> [About this task] Using the records below, find how many lines hold the word "data" and reply with only that number.

Items from an interface collection:
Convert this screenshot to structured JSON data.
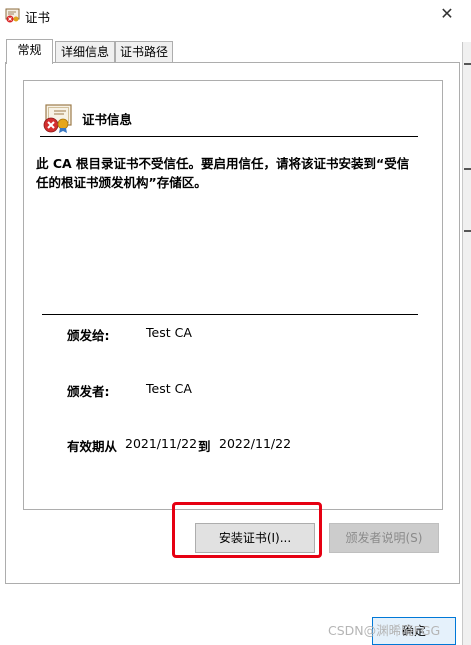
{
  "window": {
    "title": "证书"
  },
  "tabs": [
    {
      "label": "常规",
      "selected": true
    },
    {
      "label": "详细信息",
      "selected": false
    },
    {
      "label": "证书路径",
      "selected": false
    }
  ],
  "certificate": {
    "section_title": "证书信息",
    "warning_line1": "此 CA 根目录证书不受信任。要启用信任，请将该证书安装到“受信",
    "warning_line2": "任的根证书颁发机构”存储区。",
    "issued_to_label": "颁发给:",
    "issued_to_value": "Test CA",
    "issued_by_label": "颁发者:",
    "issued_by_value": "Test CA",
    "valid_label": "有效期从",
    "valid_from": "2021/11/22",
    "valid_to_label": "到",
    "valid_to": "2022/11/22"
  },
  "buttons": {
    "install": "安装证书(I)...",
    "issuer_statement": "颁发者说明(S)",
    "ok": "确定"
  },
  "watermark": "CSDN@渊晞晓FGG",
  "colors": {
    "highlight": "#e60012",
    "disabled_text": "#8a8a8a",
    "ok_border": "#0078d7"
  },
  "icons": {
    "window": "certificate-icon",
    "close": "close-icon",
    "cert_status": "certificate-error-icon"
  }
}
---
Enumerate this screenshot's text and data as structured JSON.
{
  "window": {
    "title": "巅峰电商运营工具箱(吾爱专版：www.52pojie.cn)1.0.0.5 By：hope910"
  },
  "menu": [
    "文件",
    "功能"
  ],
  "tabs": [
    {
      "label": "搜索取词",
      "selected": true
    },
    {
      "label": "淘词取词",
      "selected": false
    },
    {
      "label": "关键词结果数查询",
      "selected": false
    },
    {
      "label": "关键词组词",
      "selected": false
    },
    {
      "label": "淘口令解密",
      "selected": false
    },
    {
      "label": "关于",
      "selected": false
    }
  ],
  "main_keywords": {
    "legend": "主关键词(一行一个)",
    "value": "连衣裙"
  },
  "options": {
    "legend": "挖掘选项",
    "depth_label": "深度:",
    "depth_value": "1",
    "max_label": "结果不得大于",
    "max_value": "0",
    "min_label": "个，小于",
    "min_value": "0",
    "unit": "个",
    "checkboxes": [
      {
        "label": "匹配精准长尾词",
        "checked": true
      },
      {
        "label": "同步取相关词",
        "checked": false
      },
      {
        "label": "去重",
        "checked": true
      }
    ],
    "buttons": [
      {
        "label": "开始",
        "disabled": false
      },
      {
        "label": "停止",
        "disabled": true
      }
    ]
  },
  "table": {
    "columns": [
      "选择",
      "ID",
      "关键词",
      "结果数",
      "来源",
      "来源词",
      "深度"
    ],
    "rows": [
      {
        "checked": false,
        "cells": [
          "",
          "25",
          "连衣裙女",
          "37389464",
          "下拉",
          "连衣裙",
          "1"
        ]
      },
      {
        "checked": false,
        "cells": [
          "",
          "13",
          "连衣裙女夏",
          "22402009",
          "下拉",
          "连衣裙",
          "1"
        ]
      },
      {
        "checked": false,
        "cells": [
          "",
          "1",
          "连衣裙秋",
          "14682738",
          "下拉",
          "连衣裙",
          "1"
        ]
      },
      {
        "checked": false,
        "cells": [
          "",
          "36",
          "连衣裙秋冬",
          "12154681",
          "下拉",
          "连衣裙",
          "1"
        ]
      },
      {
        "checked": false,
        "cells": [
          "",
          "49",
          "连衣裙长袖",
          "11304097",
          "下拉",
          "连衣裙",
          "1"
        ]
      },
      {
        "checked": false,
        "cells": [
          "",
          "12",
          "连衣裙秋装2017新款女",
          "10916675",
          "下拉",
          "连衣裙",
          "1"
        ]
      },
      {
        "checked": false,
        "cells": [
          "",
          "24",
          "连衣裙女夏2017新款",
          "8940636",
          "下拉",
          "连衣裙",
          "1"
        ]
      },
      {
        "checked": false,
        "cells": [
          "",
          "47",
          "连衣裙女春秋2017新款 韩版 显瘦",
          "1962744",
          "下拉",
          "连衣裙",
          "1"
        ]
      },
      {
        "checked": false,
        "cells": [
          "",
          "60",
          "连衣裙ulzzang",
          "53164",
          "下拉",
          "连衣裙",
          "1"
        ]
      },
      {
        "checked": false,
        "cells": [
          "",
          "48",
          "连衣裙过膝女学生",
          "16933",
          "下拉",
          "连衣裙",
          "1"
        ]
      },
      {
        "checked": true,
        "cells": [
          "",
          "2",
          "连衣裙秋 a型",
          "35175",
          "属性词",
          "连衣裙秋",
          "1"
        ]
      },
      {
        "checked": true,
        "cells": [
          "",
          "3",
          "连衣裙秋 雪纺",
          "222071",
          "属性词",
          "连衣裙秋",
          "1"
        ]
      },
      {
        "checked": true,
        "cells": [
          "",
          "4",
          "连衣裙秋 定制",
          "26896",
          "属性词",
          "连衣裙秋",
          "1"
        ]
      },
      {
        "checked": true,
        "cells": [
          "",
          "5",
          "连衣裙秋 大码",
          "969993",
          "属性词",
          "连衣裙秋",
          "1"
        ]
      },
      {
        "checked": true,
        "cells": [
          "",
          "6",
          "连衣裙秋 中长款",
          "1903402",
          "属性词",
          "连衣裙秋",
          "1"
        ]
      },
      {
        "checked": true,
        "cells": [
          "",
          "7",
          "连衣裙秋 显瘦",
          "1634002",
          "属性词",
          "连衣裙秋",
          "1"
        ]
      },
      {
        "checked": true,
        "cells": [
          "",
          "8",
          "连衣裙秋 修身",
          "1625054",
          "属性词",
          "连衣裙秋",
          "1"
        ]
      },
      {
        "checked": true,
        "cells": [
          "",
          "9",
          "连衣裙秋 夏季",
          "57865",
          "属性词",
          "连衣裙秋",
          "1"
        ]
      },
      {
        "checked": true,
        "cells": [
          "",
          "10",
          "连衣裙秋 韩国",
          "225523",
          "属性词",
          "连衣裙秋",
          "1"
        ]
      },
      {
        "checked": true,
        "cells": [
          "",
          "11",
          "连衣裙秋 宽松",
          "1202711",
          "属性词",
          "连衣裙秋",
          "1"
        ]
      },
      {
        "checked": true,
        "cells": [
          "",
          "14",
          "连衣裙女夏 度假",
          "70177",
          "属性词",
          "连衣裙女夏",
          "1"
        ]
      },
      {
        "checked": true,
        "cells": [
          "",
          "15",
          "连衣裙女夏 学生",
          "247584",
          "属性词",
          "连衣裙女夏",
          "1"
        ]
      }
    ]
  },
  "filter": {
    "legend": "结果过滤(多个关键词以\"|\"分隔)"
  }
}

> [Task output] 2